Marketing Daily – “Cause Marketing Expected to Show Growth”

Marketing with a Cause in a Weak Economy

Cause marketing is an effective tactic because it enables a marketer to connect with consumers on an emotional level. Associating with a charity or non-profit that a brand’s target market cares about has great potential for positively impacting brand image. It is a great way to convey the message that a company is caring and seeks to make a difference. On a more practical level, cause marketing can drive revenue growth. Consumers may be willing to make a purchase (often at a price premium) because a product has partnered with a cause and pledged to make a donation contingent on product sales.

Today’s difficult economic times should serve as a catalyst for firms to review their utilization of cause marketing. Shoppers need a reason to buy. Low price is a compelling reason these days, but it is not the only motivation to make a purchase (nor the most profitable for marketers). Buying a product because it is tied to a cause that matters to the target market still is a persuasive tool that could nudge consumers to buy the sponsoring brand. Another benefit of being involved in cause marketing is that non-profits often are squeezed in a down economy as private donations and governmental support decline. Their partnerships with for-profit firms provide needed resources and provide a platform to keep the cause in consumers’ minds.
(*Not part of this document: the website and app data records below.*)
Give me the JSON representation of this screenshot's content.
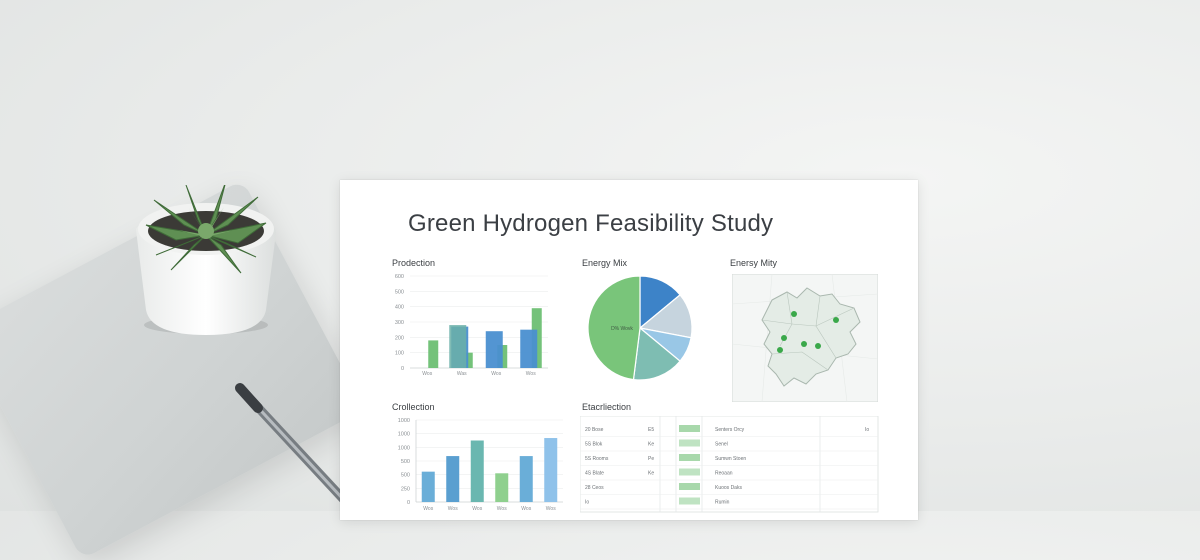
{
  "document": {
    "title": "Green Hydrogen Feasibility Study",
    "panels": {
      "production_label": "Prodection",
      "energy_mix_label": "Energy Mix",
      "map_label": "Enersy Mity",
      "collection_label": "Crollection",
      "table_label": "Etacrliection"
    }
  },
  "chart_data": [
    {
      "type": "bar",
      "title": "Prodection",
      "y_ticks": [
        "600",
        "500",
        "400",
        "300",
        "200",
        "100",
        "0"
      ],
      "categories": [
        "Wos",
        "Was",
        "Wos",
        "Wos"
      ],
      "series": [
        {
          "color": "#6dbf73",
          "values": [
            180,
            100,
            150,
            390
          ]
        },
        {
          "color": "#4a8fd0",
          "values": [
            0,
            270,
            240,
            250
          ]
        },
        {
          "color": "#6bb0a8",
          "values": [
            0,
            280,
            0,
            0
          ]
        }
      ],
      "ylim": [
        0,
        600
      ]
    },
    {
      "type": "pie",
      "title": "Energy Mix",
      "inner_label": "D% Wovk",
      "slices": [
        {
          "value": 14,
          "color": "#3d83c8"
        },
        {
          "value": 14,
          "color": "#c6d4de"
        },
        {
          "value": 8,
          "color": "#99c7e6"
        },
        {
          "value": 16,
          "color": "#7ebdb2"
        },
        {
          "value": 48,
          "color": "#79c57a"
        }
      ]
    },
    {
      "type": "bar",
      "title": "Crollection",
      "y_ticks": [
        "1000",
        "1000",
        "1000",
        "500",
        "500",
        "250",
        "0"
      ],
      "categories": [
        "Wos",
        "Wos",
        "Wos",
        "Wos",
        "Wos",
        "Wos"
      ],
      "values": [
        370,
        560,
        750,
        350,
        560,
        780
      ],
      "colors": [
        "#6aaed8",
        "#5a9fd0",
        "#6ab7b0",
        "#8fd08e",
        "#6aaed8",
        "#8fc2ea"
      ],
      "ylim": [
        0,
        1000
      ]
    }
  ],
  "map": {
    "points": 6,
    "color": "#3aa84a"
  },
  "table": {
    "rows": [
      {
        "c1": "20 Bose",
        "c2": "E5",
        "c3": "",
        "c4": "Senters Orcy",
        "c5": "Io"
      },
      {
        "c1": "5S Blok",
        "c2": "Ke",
        "c3": "",
        "c4": "Senel",
        "c5": ""
      },
      {
        "c1": "5S Rooms",
        "c2": "Pe",
        "c3": "",
        "c4": "Sumwn Stoen",
        "c5": ""
      },
      {
        "c1": "4S Blate",
        "c2": "Ke",
        "c3": "",
        "c4": "Reoaan",
        "c5": ""
      },
      {
        "c1": "28 Ceos",
        "c2": "",
        "c3": "",
        "c4": "Kuoos Daks",
        "c5": ""
      },
      {
        "c1": "Io",
        "c2": "",
        "c3": "",
        "c4": "Rumin",
        "c5": ""
      }
    ]
  },
  "colors": {
    "green": "#79c57a",
    "blue": "#3d83c8",
    "teal": "#7ebdb2"
  }
}
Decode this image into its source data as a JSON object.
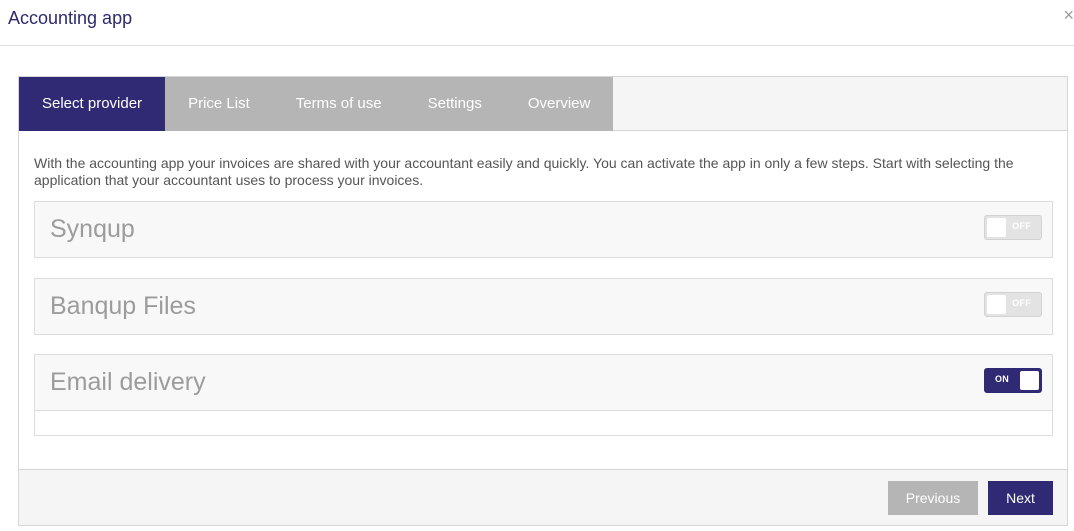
{
  "modal": {
    "title": "Accounting app",
    "close_glyph": "×"
  },
  "tabs": [
    {
      "label": "Select provider",
      "active": true
    },
    {
      "label": "Price List",
      "active": false
    },
    {
      "label": "Terms of use",
      "active": false
    },
    {
      "label": "Settings",
      "active": false
    },
    {
      "label": "Overview",
      "active": false
    }
  ],
  "intro": "With the accounting app your invoices are shared with your accountant easily and quickly. You can activate the app in only a few steps. Start with selecting the application that your accountant uses to process your invoices.",
  "providers": [
    {
      "name": "Synqup",
      "toggle": "OFF"
    },
    {
      "name": "Banqup Files",
      "toggle": "OFF"
    },
    {
      "name": "Email delivery",
      "toggle": "ON"
    }
  ],
  "footer": {
    "previous_label": "Previous",
    "next_label": "Next"
  },
  "colors": {
    "accent": "#2f2a73",
    "inactive": "#b5b5b5"
  }
}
The questions to ask pertaining to the role of cause marketing are “What cause should I align my brand with that will resonate with consumers?” and “How can we use the resources of our company to make a positive impact with our cause partner?” This approach will lead to a greater chance that a cause marketing campaign is a winner for the cause, your customers, and your brand.

Scientific Breakthrough in Cause Marketing?

Results of a study published recently in the Journal of Science may have significant implications for marketers of philanthropic causes or charities as well as companies that align themselves with nonprofits via cause-related marketing campaigns. In the study, subjects participating in an experiment experienced activation of “pleasure centers” in the brain when they learned that money had been transferred from their bank account to a local food bank. The response elicited is similar to experiences such as eating sweets, engaging in social interactions, and sex.

So, what does this mean for marketers? For marketers of philanthropic causes or charities, it could have significant impact on how their organizations should be positioned and the design of advertising messages intended to influence giving. Strategies that seek to link philanthropic support to the benefits of support enjoyed by the giver may be used rather than a more traditional approach of emphasizing benefits received by the cause or charity. Likewise, companies that create cause-linked promotions for their brands can create marketing messages that paint a picture of consumers feeling good (self-image impact) in tandem with the knowledge that they are helping support a company’s social responsibility initiatives. Turns out that cause marketing is not only good, it is also good for you! Link